The Secret of Ventriloquism
Written by Jay Johnson   

August 2005

When I was growing up there was ad in the back of almost every comic book. It claimed I could “Learn the Secret of Ventriloquism” for twenty-five cents. Even as a kid I knew any secret that only cost a quarter couldn’t be that good. However, I invested two bits to find out.

What I eventually got in the mail was a swazzle (a flat reed-whistle that could be concealed in the mouth). The swazzle was great for making high-pitched bird noises, but alas, no “Secret of Ventriloquism.” I would have to find it myself. This began a career in search of that secret.

Explaining ventriloquism is surprisingly complicated. Does one talk about the history, the performance, the technique or the pure Zen of ventriloquism? You tell me...I find all aspects of ventriloquism equally compelling. But is there a secret? If so, what is the “secret of ventriloquism?”

Well, what is the secret of music? The secret to becoming proficient in any art form is the same -- practice. There is no way around the hours spent learning the craft of music. The same is true with ventriloquism. There is no way around the hours spent learning the craft of ventriloquism. So there it is. The secret of ventriloquism…PRACTICE. If you think there is a mantra or enchanted word that will make you a ventriloquist, you are in for a big disappointment.

A ventriloquial performance is the art of imitating life. The audience must feel they are watching two or more characters in conversation and not one person who has learned a trick voice. In this regard the art of ventriloquism is much like acting.

An actor must make a script come alive for an audience. It’s not easy to accomplish. It also requires study and Practice. Ventriloquism is even more nebulous and difficult because it is a singularly unique form of acting.

Consider two actors on stage. One speaks while the other listens to that dialogue, then they reverse the process and the speaker becomes the listener. It is the precise timing and interaction of this verbal ping-pong match that makes a great performance.

Unlike an actor who is sometimes just listening to another actor, the ventriloquist is speaking dialogue as one actor while at the same time listening to what is being said. Therefore, at the same moment a ventriloquist is speaking he might have to be “expressing” something entirely different.

Too many times a ventriloquist act fails because there is no interaction between the characters, that is, between the ventriloquist and puppet. The ventriloquist has a line, the puppet is lifeless, then the puppet has a line and the ventriloquist becomes lifeless. The audience reads the expressions of the puppet off the facial reactions of the ventriloquist. Even the best puppet has a limited range of expressions so the ventriloquist must use his unlimited human expressions to justify the puppet’s limited expressions.

I was once complimented after a show on the way one of my characters stuck his tongue out at me. I don’t have a puppet with that mechanical movement. What the person actually saw was my reaction to an expression they thought the puppet made. If manipulated correctly, the collective mind of the audience fills in missing expressions and remembers what it could not possibly have experienced.

In a short-lived television series called Broken Badges, I played the part of a policeman/ventriloquist. There was an emotional scene in a doctor’s office with my puppet character Officer Danny.

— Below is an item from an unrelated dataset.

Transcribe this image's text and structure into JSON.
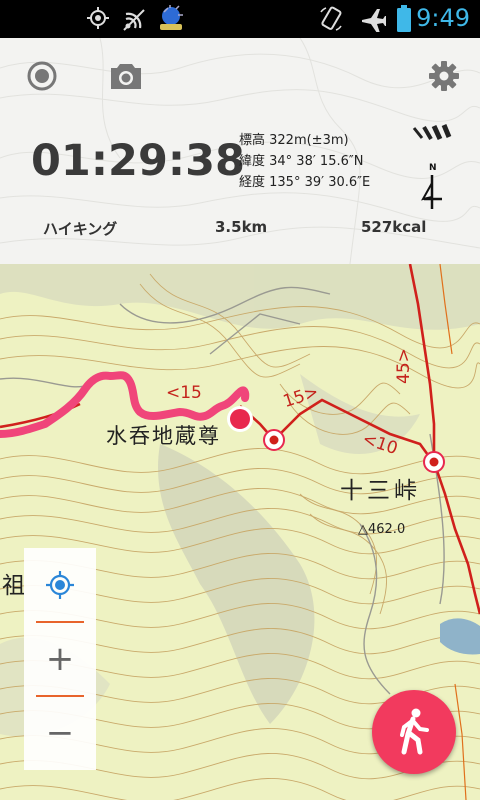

It involved playing Danny as very angry and my character, Stanley , as very hurt. It was made more difficult because both Stanley and Danny also had dialogue with the doctor.

In the first few takes I couldn’t get it right. I was either playing both Danny and Stanley angry or both characters hurt. I just couldn’t seem to make the split between Danny and Stanley work.  To help me “get it,” the director, Kim Manners, called for an on-camera rehearsal. For one take he had the script supervisor read my part and I played only the part of Danny, in the next take she read Danny’s part and I played Stanley .

I suddenly got it.

I could feel how differently I reacted as Stanley when I wasn’t trying to also act as Danny. In the next take I was able to remember those completely different emotions and play them both at the same time. 

This is the challenge and the secret of ventriloquism. If you are asking an audience to believe that two characters are on stage at the same time, you better show them two distinct characters. Never lose your life or the life of your character, even a moment.

It’s not easy. If it were, would it be worth mastering? How do you do it? Practice. Video tape yourself doing a routine. Watch it back twice. One time never take your eyes off yourself. The next time through, never take your eyes off the puppet. Was there any moment when either character was not alive and expressing an emotion? Make whatever adjustments you have to make and record it again and again until you believe there are two people on screen, not one person at a time. 

A violinist practices his concerto until he hears not just sounds but something that transcends the notes on a page. He will practice and practice until it becomes more than horsehair scraped across metal strings, it becomes art.

An actor practices until he is no longer a person just repeating lines from a script. He becomes the very embodiment of the person in the drama.

A ventriloquist must practice until there is no longer just one person performing a trick voice, but two distinct characters on stage. That is when the craft of ventriloquism becomes the art of ventriloquism. That is the secret of ventriloquism.

You now owe me a quarter.